Cooking spray, for greasing
350ml whole Irish milk
1 x 12g packet of powdered gelatine
350ml Irish cream
1 tsp vanilla extract
Pinch of salt
Stewed rhubarb (optional)
- Spray the ramekins with cooking spray, then use kitchen paper to wipe out most of the oil, leaving only a light residue.
- Pour the milk into a saucepan and sprinkle the powdered gelatine evenly over the top. Allow to soften for 5-6 minutes or until the surface of the milk is wrinkled and the gelatin grains look wet.

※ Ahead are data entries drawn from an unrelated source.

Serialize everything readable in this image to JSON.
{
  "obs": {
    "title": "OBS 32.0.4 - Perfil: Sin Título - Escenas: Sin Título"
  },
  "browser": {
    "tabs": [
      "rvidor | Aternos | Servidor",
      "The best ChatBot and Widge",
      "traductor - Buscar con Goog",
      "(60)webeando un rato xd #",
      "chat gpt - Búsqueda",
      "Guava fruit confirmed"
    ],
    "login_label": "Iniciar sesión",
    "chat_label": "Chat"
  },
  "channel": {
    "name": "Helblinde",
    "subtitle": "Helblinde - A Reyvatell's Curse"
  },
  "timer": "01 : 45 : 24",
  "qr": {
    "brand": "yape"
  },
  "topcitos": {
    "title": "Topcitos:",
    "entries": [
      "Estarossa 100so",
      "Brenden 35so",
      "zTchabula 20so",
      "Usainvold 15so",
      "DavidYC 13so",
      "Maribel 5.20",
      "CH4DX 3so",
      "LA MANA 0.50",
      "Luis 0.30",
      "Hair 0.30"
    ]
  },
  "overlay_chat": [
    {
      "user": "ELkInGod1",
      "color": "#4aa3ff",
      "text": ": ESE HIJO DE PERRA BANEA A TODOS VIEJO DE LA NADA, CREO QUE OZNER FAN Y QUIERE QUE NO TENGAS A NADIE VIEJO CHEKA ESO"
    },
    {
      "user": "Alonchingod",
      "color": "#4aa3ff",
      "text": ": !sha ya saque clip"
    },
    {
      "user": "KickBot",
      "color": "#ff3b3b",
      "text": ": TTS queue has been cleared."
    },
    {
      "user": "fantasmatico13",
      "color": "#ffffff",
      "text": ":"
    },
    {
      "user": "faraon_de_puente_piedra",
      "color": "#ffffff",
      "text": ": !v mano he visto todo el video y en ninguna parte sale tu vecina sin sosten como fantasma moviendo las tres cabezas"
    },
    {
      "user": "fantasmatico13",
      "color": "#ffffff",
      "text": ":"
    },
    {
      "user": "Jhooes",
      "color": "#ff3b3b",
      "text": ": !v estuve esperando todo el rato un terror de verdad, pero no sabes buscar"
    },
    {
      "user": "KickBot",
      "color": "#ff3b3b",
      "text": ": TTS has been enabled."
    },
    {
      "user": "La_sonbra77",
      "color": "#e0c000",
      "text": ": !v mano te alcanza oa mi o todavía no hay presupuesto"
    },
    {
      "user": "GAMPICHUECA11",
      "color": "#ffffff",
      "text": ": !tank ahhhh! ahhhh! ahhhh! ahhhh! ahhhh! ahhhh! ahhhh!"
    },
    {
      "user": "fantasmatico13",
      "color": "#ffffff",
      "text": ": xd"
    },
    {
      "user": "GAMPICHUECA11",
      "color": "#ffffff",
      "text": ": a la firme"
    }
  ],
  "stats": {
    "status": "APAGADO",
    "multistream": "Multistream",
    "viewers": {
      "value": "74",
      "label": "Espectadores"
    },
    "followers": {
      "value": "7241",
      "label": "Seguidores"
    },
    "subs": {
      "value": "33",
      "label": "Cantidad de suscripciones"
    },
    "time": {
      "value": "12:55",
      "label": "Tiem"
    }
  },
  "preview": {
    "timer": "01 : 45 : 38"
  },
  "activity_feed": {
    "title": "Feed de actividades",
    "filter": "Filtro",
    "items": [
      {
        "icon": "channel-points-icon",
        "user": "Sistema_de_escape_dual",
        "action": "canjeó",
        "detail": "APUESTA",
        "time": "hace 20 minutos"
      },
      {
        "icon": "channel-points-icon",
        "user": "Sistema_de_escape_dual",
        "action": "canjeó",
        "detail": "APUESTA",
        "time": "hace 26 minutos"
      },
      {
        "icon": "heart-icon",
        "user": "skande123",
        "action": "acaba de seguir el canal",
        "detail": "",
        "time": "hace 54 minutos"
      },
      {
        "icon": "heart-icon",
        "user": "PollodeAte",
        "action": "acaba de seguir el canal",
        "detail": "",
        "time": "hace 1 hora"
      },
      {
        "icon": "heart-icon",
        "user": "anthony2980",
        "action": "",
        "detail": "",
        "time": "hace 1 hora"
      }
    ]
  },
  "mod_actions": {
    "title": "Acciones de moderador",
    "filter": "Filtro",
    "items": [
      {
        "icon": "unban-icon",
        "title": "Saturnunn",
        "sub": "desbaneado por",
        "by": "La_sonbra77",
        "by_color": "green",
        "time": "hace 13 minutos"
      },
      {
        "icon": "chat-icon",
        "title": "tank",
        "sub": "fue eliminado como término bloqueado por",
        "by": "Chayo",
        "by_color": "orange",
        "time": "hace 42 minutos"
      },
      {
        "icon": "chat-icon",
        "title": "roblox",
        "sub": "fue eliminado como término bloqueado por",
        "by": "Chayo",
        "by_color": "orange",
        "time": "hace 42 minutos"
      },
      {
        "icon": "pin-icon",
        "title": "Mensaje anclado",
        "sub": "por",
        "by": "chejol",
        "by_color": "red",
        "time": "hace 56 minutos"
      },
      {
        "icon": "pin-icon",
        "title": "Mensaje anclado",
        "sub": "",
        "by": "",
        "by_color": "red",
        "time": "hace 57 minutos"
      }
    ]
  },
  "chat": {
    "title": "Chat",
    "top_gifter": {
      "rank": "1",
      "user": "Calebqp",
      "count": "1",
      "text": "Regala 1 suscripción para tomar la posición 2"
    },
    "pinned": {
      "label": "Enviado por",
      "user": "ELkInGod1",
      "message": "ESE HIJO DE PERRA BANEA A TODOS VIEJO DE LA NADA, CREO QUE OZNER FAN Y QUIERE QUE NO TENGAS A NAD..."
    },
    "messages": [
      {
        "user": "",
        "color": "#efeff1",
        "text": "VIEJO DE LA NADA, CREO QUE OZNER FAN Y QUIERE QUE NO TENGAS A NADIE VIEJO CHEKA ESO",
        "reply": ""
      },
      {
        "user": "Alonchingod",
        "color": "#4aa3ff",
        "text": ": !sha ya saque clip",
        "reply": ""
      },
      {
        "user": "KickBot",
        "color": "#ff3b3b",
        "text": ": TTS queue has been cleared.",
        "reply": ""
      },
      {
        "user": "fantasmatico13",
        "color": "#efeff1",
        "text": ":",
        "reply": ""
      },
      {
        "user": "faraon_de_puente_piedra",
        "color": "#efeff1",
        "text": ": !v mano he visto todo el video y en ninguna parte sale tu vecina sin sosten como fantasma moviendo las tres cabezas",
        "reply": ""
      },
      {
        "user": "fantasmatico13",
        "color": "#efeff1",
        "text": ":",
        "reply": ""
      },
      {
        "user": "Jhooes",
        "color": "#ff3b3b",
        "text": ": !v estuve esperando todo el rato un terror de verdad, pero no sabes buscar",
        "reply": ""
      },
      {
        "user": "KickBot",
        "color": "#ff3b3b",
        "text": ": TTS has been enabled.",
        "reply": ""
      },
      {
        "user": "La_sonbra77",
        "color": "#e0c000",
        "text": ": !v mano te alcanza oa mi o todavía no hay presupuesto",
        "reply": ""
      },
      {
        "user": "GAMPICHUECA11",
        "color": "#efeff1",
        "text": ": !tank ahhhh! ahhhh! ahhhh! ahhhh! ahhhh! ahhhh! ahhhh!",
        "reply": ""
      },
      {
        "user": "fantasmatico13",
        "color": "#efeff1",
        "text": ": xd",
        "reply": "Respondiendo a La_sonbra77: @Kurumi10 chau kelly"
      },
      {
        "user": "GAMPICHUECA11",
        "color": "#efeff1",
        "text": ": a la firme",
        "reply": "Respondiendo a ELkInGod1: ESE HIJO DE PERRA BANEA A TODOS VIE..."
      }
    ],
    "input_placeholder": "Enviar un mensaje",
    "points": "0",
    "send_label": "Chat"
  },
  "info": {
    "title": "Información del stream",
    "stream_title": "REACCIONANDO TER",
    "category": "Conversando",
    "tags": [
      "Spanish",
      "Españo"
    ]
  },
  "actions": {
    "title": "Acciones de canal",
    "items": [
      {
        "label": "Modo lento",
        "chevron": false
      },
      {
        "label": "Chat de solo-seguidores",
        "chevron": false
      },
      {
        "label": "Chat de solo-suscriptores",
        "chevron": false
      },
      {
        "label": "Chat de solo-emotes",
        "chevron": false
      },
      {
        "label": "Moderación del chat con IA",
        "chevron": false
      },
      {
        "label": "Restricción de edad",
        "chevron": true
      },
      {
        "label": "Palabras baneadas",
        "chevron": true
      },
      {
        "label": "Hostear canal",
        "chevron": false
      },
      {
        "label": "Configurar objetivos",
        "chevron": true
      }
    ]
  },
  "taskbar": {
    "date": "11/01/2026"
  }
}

- Place the saucepan over a low heat and warm gently, stirring frequently. The milk should never come to a simmer; if you see steam, remove the pot from the stove and let it cool down. The milk should be warm, but not so hot that you can’t leave your finger in the pot for a few seconds.
- After about two minutes, rub a bit of the milk between your fingers to make sure it’s smooth.
- Stir the sugar into the milk and continue warming for another three minutes until it dissolves as well. Again, don’t let the mixture simmer or boil.
- Remove the saucepan from the heat. Whisk in the cream, vanilla and salt.
- Divide the mixture evenly between the prepared ramekins. Place in the fridge to chill for at least four hours, but preferably overnight.
- Fill a large bowl partway with warm water.
- Run a thin knife carefully around the sides of each ramekin. Don’t slide the knife all the way down; just release the top edge of each panna cotta from the edge of its ramekin.
- Dip the ramekin in the warm water up to its rim, and hold it there for 2-3 seconds.
- Invert the ramekin over the plate and shake gently to help the panna cotta fall out. (If it does not fall out easily, return to the warm water bath for another two seconds.) Repeat with the remaining panne cotta.
- Serve immediately, or cover and refrigerate for up to three days.
Per serving: 109kcals, 4.6g fat (2.7g saturated), 15.1g carbs (15g sugars), 2.3g protein, 0g fibre, 0.066g sodium
TEST KITCHEN TIP
Sieve the mixture to catch any gelatine that hasn’t dissolved. We gave the mixture one final whisk before pouring it into the ramekins; this ensured that the vanilla beans wouldn’t all sink to the bottom.